> [TASK DESCRIPTION]: Below is a block of records. Copy every line in it that contains the word "Dati".

(DATASET RECORDS Opens)

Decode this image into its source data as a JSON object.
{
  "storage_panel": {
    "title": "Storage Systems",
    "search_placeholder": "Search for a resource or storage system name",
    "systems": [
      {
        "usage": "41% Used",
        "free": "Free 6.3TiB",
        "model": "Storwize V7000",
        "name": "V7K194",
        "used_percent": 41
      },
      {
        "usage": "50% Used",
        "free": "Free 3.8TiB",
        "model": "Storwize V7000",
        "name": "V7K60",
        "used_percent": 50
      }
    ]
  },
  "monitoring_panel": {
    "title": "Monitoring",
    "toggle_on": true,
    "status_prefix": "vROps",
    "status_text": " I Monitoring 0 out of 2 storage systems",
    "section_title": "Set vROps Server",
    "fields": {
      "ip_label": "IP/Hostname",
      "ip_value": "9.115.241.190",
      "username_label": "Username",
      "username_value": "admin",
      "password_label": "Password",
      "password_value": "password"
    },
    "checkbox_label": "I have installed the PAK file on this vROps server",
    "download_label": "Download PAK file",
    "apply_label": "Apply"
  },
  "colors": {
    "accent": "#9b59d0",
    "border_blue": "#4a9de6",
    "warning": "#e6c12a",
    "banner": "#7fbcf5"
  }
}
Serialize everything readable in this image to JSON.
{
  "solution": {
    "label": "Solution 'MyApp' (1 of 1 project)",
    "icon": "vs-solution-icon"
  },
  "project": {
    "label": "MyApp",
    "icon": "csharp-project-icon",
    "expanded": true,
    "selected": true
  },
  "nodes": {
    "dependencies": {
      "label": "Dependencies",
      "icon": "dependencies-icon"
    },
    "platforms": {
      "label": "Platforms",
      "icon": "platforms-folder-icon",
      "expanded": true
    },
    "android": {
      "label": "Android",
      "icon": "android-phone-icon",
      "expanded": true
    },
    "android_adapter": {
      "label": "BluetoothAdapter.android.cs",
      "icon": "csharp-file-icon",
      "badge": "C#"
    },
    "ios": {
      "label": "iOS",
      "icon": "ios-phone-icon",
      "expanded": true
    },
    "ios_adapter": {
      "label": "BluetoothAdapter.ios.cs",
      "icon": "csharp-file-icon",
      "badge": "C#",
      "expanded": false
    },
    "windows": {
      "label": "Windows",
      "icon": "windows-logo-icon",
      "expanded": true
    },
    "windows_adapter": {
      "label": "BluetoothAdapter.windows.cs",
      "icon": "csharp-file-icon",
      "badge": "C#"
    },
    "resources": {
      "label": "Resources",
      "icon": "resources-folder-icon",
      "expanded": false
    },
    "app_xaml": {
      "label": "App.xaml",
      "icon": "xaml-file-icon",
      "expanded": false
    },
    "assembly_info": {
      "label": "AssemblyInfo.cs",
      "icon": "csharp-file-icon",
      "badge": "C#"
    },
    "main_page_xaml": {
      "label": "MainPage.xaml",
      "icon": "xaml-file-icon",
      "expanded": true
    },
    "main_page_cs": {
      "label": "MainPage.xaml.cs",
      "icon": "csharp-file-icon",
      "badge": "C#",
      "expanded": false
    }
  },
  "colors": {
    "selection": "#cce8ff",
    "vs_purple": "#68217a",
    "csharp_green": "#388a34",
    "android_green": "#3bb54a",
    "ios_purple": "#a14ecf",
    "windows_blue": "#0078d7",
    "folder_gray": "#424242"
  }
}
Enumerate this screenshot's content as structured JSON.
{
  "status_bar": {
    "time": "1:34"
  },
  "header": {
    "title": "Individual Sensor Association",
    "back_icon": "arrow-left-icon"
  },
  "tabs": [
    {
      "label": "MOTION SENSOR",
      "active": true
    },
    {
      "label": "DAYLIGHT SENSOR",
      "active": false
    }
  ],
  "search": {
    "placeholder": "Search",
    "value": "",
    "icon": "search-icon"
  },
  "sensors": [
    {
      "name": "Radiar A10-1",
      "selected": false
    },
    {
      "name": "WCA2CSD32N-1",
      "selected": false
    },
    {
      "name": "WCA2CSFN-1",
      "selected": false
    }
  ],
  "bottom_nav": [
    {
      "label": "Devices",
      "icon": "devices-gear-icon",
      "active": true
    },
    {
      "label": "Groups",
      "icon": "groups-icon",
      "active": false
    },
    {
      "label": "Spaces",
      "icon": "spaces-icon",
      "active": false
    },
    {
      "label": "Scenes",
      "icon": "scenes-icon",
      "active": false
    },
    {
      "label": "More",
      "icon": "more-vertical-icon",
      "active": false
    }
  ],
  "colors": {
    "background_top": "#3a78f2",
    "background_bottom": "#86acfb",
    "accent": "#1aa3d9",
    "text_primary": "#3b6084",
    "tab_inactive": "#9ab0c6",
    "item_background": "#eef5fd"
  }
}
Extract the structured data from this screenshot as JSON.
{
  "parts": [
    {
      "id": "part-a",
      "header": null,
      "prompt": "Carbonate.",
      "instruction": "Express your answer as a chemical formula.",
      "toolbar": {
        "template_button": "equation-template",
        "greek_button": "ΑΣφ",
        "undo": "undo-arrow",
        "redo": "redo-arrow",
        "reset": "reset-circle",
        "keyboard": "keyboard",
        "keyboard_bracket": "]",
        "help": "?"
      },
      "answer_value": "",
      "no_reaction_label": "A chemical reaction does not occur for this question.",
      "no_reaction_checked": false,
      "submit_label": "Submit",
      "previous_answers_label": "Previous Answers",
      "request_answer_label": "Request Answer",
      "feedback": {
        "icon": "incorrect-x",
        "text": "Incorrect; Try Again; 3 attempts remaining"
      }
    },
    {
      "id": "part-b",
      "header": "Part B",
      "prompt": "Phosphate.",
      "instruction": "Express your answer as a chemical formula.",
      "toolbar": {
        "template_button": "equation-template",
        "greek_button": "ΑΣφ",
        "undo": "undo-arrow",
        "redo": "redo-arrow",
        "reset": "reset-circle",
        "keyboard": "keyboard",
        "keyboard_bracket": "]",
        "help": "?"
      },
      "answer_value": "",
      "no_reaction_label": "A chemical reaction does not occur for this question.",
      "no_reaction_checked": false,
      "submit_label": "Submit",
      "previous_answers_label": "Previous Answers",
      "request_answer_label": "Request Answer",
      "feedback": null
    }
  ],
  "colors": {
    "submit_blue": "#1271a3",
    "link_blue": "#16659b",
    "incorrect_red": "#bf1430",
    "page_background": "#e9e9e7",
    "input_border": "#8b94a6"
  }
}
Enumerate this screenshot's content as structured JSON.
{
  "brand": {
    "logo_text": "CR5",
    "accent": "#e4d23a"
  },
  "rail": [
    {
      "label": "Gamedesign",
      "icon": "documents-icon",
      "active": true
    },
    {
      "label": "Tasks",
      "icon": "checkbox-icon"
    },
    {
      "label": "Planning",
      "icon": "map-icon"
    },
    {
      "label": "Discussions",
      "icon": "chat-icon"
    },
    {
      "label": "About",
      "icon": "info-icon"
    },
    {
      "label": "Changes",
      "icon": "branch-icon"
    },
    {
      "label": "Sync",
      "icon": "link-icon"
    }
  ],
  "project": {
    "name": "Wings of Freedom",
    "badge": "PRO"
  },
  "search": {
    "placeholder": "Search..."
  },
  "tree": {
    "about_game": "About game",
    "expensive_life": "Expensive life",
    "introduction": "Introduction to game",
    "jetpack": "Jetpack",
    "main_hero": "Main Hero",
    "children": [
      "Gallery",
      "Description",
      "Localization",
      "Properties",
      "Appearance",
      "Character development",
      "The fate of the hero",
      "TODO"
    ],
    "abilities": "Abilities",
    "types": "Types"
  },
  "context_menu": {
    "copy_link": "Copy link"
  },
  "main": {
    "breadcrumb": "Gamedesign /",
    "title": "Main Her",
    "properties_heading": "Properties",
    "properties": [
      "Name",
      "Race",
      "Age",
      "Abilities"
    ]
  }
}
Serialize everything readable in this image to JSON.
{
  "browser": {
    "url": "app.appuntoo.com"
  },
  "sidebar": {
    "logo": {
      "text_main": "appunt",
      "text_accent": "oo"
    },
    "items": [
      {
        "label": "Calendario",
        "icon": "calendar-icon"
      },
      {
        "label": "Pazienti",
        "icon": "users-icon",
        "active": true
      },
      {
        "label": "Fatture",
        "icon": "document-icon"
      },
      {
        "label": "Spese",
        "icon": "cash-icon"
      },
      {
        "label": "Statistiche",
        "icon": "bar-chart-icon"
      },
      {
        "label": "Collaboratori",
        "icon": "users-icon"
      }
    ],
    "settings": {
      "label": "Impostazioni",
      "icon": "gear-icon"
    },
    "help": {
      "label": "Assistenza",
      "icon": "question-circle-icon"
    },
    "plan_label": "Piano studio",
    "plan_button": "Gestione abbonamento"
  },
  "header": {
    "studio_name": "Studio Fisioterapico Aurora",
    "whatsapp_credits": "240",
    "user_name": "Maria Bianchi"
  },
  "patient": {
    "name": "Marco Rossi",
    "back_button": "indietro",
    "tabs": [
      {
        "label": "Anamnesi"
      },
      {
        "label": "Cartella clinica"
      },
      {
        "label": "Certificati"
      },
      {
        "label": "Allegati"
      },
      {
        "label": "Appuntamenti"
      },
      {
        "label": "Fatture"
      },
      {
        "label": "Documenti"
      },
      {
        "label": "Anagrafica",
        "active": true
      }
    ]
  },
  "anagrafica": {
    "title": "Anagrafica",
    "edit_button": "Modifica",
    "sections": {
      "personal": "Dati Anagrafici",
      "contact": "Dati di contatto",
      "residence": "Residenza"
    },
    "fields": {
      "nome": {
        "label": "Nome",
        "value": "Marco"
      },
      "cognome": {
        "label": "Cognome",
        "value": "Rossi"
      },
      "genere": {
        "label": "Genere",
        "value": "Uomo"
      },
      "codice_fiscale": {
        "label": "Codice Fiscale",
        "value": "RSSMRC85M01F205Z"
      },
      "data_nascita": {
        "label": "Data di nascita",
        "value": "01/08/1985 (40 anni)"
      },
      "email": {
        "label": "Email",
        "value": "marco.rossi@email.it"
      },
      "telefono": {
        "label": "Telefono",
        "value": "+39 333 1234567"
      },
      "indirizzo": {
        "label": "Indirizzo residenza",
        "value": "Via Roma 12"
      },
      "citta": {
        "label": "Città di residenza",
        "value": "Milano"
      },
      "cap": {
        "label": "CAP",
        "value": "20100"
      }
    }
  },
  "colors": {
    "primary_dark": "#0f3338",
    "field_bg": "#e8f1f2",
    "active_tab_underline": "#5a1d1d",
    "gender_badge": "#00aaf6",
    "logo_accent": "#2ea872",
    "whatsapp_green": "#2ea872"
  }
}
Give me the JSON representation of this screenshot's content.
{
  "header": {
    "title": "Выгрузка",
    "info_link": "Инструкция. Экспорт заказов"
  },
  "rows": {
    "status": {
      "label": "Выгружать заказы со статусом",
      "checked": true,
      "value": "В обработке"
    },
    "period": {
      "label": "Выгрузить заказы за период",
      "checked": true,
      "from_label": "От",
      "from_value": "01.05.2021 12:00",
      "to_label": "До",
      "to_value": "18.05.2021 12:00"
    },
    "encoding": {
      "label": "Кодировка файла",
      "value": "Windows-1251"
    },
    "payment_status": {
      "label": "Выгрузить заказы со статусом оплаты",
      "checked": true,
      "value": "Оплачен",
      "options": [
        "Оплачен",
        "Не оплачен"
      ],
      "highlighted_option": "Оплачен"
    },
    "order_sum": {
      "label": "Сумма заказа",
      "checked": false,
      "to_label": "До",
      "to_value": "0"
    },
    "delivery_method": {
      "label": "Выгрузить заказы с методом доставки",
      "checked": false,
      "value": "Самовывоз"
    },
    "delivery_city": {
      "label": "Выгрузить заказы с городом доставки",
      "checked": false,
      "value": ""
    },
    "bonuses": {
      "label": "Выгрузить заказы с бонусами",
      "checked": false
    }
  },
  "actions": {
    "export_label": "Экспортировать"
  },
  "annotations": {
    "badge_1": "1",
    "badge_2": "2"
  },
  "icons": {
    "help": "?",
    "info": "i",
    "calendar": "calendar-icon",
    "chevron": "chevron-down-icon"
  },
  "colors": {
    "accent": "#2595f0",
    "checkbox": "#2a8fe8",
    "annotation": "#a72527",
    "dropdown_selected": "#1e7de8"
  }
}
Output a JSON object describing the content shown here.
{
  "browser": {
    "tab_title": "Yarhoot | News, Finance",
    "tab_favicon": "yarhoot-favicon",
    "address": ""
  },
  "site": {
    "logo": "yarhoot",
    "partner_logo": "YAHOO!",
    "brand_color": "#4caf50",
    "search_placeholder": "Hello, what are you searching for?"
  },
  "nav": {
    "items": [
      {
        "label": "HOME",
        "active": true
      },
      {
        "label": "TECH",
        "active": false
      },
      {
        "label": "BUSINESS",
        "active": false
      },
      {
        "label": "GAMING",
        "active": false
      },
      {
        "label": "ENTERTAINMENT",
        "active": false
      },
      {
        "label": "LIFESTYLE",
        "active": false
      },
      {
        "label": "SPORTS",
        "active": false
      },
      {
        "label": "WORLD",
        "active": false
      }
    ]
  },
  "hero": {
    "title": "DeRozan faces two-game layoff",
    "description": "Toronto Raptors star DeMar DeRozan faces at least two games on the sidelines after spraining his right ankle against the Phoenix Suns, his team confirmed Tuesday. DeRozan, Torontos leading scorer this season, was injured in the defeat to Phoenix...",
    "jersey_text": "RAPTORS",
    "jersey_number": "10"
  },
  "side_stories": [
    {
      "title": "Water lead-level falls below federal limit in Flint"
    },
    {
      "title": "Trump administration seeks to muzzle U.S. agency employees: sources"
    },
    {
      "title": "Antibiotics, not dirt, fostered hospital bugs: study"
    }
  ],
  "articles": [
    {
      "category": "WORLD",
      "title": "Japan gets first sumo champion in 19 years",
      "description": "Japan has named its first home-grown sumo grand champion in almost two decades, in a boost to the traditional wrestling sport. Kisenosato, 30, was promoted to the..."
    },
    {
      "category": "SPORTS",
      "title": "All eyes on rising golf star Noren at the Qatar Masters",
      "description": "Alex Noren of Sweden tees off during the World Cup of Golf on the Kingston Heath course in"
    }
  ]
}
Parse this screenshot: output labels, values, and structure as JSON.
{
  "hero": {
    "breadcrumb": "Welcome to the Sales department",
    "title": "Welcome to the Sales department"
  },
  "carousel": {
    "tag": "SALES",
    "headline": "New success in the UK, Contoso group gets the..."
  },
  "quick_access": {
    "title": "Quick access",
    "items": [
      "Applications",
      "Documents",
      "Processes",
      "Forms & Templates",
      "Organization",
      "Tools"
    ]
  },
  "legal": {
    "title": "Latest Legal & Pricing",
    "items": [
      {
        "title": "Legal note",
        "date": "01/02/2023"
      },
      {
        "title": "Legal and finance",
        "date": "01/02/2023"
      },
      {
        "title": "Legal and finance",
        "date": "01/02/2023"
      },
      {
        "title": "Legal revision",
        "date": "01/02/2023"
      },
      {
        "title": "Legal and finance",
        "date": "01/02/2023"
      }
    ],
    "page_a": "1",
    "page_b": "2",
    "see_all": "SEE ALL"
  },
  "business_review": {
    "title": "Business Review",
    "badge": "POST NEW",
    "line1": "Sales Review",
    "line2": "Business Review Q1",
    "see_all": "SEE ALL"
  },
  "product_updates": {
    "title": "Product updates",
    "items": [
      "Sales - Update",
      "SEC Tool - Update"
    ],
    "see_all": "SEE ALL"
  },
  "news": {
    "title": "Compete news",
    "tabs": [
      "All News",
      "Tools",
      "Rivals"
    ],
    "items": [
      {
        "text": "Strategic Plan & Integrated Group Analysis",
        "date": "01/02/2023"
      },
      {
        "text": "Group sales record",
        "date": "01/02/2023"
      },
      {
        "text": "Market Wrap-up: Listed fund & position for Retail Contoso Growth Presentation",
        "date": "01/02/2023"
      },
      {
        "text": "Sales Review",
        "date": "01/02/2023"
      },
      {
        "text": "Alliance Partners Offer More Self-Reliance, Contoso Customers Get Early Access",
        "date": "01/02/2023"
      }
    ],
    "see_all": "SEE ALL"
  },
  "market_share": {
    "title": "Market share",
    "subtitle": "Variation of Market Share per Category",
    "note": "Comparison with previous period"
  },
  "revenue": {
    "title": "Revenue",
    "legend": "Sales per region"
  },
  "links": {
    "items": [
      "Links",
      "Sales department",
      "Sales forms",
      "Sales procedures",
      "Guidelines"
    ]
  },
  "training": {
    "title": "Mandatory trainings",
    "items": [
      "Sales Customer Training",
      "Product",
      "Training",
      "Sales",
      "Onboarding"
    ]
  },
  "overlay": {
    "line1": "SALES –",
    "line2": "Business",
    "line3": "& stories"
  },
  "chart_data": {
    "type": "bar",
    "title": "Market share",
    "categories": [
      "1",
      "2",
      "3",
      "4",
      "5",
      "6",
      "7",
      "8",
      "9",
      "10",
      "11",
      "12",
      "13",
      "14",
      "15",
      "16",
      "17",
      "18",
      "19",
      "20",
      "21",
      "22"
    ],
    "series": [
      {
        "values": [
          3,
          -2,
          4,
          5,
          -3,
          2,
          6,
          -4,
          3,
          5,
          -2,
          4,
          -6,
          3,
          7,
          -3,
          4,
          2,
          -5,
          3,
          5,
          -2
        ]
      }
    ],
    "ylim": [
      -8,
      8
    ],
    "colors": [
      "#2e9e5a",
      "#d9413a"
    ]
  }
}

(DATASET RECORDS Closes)

> [WRITTEN RESPONSE]:
      "personal": "Dati Anagrafici",
      "contact": "Dati di contatto",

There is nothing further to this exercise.